Almost three decades before Britain’s referendum, Greenland became the first country to leave what is now known as the European Union.
In 1982, the Arctic island, which is part of the Kingdom of Denmark, voted with a 53 percent majority to exit the bloc to gain control of its fishing quotas. It didn’t leave until 1985.
Jens Wendel-Hansen, who’s assistant professor at the Institute of Culture, Language & History at the University of Greenland, answers questions about the country’s landmark exit and how it’s fared since.
How did Greenland get to vote on leaving?
“In 1972, Greenland was thrown into the EEC, which intensified the antagonism between Denmark and Greenland. It became more visible that the two countries had different interests, which in return intensified the demand in Greenland for home rule. In 1979 home rule was introduced and then the referendum on whether or not Greenland should remain in the EEC was held in 1982. That referendum was of course made possible by the introduction of home rule, because with that Greenland became to a certain degree a political entity.”
What deal did Greenland get out of its exit?
“The final solution on how Greenland should exit the EEC resulted in Greenland getting all or most of the benefits of membership because of its connection with Denmark, while also retaining the benefits of standing outside the community, such as having control over its fishing quota. It was also still possible for Greenland to get some of the subsidy programs.”
“Greenlandic exports are not only primarily but almost exclusively made up of fishing products. So the fishing quotas naturally play a very, very important part. And this argument has been used afterwards. For example, there was a big debate about the 2016 cod fishing quotas, which wound up being four times larger than recommended by biologists. So it’s actively used that Greenland can set its own fishing quotas.”
Why did it take Greenland three years to leave?
“I think the reason is that you also had to define the future relationship to the EEC, which was even more complicated since Greenland couldn’t be totally withdrawn from the EEC since it has strong constitutional connections to Denmark.

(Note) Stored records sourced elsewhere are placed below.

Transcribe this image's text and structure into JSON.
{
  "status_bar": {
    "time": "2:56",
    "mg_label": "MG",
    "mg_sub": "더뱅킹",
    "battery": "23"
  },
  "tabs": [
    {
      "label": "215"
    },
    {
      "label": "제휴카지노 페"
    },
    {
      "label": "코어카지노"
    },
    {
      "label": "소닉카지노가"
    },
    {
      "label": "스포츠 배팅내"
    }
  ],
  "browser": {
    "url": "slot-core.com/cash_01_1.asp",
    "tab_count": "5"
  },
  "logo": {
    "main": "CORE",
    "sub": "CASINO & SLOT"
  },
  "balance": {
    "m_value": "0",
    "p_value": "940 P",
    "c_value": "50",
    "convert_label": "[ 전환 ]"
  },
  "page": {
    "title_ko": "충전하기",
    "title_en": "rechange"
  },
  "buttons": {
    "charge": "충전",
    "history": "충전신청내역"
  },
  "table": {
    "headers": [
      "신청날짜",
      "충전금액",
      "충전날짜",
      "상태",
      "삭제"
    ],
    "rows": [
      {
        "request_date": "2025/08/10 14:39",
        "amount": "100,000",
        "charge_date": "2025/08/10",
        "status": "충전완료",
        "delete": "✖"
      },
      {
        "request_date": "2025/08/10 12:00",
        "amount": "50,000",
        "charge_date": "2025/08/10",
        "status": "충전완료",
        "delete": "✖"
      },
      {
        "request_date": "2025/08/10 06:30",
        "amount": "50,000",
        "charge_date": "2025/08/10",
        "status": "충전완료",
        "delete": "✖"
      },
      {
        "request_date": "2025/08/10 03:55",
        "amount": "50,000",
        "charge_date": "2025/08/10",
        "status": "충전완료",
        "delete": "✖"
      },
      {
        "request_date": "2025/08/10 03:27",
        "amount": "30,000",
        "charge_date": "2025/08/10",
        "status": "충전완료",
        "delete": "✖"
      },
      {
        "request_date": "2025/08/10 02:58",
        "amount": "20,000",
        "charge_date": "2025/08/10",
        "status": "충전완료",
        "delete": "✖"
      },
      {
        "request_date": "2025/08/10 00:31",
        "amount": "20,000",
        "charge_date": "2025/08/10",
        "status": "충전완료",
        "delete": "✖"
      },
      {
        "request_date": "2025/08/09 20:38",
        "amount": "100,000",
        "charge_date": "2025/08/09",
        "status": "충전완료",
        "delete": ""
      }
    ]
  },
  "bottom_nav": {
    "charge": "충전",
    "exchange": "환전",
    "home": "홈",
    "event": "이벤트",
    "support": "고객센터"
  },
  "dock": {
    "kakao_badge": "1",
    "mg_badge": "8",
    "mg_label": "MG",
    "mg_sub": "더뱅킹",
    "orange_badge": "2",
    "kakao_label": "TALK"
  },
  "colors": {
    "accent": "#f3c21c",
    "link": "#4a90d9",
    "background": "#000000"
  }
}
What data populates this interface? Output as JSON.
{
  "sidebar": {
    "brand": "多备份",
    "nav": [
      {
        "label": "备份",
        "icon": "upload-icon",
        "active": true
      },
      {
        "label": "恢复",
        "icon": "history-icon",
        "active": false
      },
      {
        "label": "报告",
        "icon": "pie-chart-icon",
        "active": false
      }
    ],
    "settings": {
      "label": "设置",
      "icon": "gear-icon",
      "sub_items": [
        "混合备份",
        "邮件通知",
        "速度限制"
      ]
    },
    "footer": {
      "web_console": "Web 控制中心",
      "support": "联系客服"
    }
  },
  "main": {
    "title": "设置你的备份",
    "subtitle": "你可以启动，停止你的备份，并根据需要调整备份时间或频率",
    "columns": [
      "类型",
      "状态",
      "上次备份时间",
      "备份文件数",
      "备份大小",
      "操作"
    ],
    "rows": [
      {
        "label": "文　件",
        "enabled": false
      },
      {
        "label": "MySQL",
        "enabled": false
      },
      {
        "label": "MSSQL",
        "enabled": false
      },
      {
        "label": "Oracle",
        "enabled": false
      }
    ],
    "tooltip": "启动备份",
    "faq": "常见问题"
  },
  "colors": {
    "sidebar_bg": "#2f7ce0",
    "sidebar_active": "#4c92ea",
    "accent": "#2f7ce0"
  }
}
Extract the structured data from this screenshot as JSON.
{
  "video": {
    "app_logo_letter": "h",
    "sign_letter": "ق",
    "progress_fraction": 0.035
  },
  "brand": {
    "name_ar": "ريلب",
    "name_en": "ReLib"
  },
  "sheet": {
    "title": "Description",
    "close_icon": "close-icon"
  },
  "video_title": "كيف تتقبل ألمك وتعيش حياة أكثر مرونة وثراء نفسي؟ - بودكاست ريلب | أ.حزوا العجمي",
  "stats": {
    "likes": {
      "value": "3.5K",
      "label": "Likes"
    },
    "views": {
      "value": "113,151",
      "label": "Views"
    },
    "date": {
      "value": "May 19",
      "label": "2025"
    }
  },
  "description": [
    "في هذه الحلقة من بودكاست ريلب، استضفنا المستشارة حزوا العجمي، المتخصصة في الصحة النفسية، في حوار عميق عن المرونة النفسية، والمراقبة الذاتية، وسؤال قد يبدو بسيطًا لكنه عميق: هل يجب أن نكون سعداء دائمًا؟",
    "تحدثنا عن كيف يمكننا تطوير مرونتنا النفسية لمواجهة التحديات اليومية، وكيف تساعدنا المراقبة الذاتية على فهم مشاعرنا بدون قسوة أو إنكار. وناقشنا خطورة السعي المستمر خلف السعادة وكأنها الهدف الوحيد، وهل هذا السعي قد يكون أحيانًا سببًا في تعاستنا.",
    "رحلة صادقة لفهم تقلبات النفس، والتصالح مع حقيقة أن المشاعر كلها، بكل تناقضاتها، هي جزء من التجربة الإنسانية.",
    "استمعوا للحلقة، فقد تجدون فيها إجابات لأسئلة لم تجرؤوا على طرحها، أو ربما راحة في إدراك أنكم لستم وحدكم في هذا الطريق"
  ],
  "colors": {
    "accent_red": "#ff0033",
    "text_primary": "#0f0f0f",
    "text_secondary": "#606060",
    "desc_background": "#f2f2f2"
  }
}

So that was probably the reason it had to be exactly defined which parts Greenland were completely left out while the country retained some of the duties and benefits of membership.”
Did leaving create any problems for Greenland?
“Not anything that has been a great subject of historical works. Greenland has begun to discuss the possibility of rejoining the EU again. Until now, the discussion has been very vague so it’s hard to say exactly what is the bearing argument for re-entering. It could probably be that with self-government introduced in Greenland in 2009, the country would have a more independent role to play in the EU in the future. But then again the great opposition argument would be that the country would then not be able to decide its own fishing quotas.”
Does the subject still divide voters in Greenland?
“It’s my immediate opinion that this is actually not as big of a deal as it was in 1972 or 1982. Now, it’s not a part of the discussion of Greenlandic independence or self-government. Now it’s a question of whether Greenland should be a more or less independent EU country, on its own. So I do not see it as being as conflicted, as it was before.”